### WORK TO BE COMPLETED
Every line of the entries below that mentions "nome" is to be copied out.

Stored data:
=== Section Start ===

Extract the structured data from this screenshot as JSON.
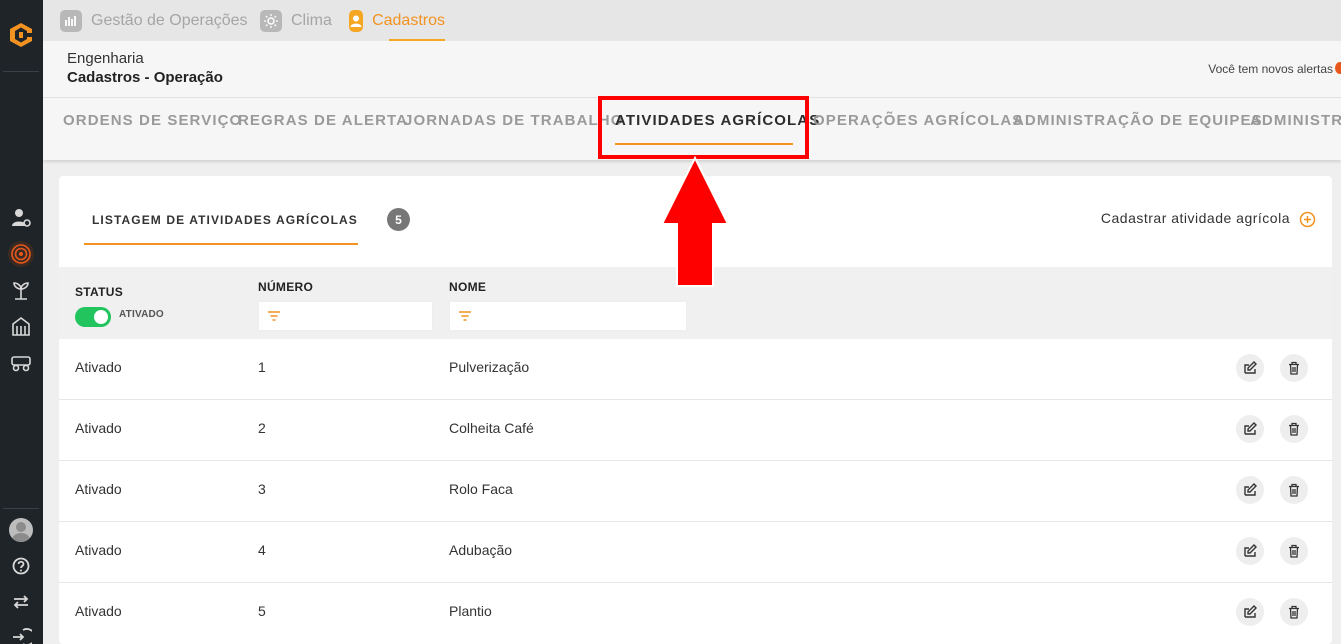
{
  "app_tabs": [
    {
      "label": "Gestão de Operações",
      "icon": "chart-icon"
    },
    {
      "label": "Clima",
      "icon": "sun-icon"
    },
    {
      "label": "Cadastros",
      "icon": "user-icon",
      "active": true
    }
  ],
  "header": {
    "company": "Engenharia",
    "page_title": "Cadastros - Operação",
    "alerts_text": "Você tem novos alertas"
  },
  "section_tabs": [
    {
      "label": "ORDENS DE SERVIÇO"
    },
    {
      "label": "REGRAS DE ALERTA"
    },
    {
      "label": "JORNADAS DE TRABALHO"
    },
    {
      "label": "ATIVIDADES AGRÍCOLAS",
      "active": true
    },
    {
      "label": "OPERAÇÕES AGRÍCOLAS"
    },
    {
      "label": "ADMINISTRAÇÃO DE EQUIPES"
    },
    {
      "label": "ADMINISTR"
    }
  ],
  "card": {
    "list_tab_label": "LISTAGEM DE ATIVIDADES AGRÍCOLAS",
    "count": "5",
    "add_label": "Cadastrar atividade agrícola"
  },
  "table": {
    "columns": {
      "status": "STATUS",
      "numero": "NÚMERO",
      "nome": "NOME"
    },
    "status_filter_label": "ATIVADO",
    "rows": [
      {
        "status": "Ativado",
        "numero": "1",
        "nome": "Pulverização"
      },
      {
        "status": "Ativado",
        "numero": "2",
        "nome": "Colheita Café"
      },
      {
        "status": "Ativado",
        "numero": "3",
        "nome": "Rolo Faca"
      },
      {
        "status": "Ativado",
        "numero": "4",
        "nome": "Adubação"
      },
      {
        "status": "Ativado",
        "numero": "5",
        "nome": "Plantio"
      }
    ]
  },
  "colors": {
    "accent": "#f29221",
    "sidebar": "#1f2428",
    "toggle_on": "#21c45d",
    "annotation": "#ff0000"
  }
}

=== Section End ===

### TASK OUTPUT
      "nome": "NOME"
        "nome": "Pulverização"
        "nome": "Colheita Café"
        "nome": "Rolo Faca"
        "nome": "Adubação"
        "nome": "Plantio"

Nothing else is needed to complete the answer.